The cost of college can be a barrier for many people to get the credentials needed to become a teacher, but a PEAC and UCSB Gevirtz Community Fellowship is helping SB Unified graduates get that education.
For McKinley first-grade teacher Jessica Zamora Sanchez, the fellowship led her to find a career she hadn’t expected.
“I didn’t think I could have achieved my dream of becoming a teacher had it not been for the Fellowship. So when I received the opportunity to attend grad school on a full scholarship, it removed the financial barriers that hindered me from pursuing a teaching career”, said Zamora.
Zamora is one of three teachers at McKinley who went through Santa Barbara Unified schools before returning to teach, thanks to the PEAC and UCSB Fellowship.
“Honestly, it feels like coming home. I wasn’t as nervous as I thought I would be,” said sixth-grade McKinley teacher Adriana Trujillo. She returned to the school after attending it for eight years as a student.
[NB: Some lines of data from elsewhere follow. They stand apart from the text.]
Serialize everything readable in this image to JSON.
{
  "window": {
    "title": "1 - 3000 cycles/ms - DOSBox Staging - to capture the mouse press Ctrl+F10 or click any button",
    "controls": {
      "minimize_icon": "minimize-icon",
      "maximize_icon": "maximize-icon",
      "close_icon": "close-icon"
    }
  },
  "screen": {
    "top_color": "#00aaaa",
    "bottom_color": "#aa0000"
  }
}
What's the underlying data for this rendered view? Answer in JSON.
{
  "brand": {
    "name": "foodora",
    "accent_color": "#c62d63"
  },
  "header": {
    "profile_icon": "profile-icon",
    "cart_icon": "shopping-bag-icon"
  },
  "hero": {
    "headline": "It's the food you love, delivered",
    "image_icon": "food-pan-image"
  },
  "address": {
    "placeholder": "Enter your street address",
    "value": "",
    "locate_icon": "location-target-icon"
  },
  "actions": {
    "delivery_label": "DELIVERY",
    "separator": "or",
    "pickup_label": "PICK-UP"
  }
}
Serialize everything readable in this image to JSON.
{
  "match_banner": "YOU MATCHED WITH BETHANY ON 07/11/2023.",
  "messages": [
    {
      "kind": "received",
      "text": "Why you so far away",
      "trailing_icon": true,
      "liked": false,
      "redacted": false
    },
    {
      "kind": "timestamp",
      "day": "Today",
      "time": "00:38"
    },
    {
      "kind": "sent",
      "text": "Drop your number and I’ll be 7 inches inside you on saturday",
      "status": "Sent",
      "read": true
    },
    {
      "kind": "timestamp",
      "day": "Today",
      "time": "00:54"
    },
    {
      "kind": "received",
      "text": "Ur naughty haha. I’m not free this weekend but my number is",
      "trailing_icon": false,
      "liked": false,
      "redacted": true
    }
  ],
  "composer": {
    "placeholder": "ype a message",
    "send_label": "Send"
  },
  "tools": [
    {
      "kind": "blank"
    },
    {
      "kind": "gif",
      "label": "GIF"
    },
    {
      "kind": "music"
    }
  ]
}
“It’s amazing. My students were shocked and surprised that I came back and that where they’re growing up is where I grew up. They are always constantly asking for pictures of me and my time here [at McKinley],” said Trujillo.
For McKinley third-grade teacher Haidee Jimenez, her experiences of growing up in Santa Barbara help inspire their students by making them feel seen and heard.
“I try to share my experiences to let them know that I am more than their teacher. We have stuff in common,” said Jimenez.
Principal Daisy Estrada Ochoa also went through Santa Barbara Unified before returning after college as an educator. She said there’s a significant value in being able to hire employees who went through district schools.
“Santa Barbara is such a beautiful community, but it’s also very relational. We’re all connected, so having staff from the community is so important. They understand and empathize with many of our families,” said Estrada Ochoa.
Santa Barbara Unified’s PEAC program is a network of support for primarily first-generation college-bound students and in its 13th year of service.
“The PEAC Education Fellowship is an extension of the PEAC program to provide career pathways for local youth,” said PEAC Coordinator Albert Martinez.
It also provides after-school tutoring for all of the District’s four Junior Highs and three primary High School campuses.
“Removing barriers to becoming a teacher will greatly benefit the Santa Barbara community. It creates opportunities for students to enter the field who might not have had the opportunity otherwise. I am so proud of these teachers who returned to serve our community and look forward to seeing how we can support future graduates as well,” said Dr. Hilda Maldonado, Superintendent.
There have been 10 PEAC Fellows so far, and three are currently attending UCSB’s Teacher Education Program.
“Growing our own talent and creating seamless pathways to the workforce in Santa Barbara is a long-term investment in our community,” said PEAC Foundation Founder Dr. Patricia Madrigal.
The PEAC Career Fellowships are available to graduates of the SBUnified PEAC Program.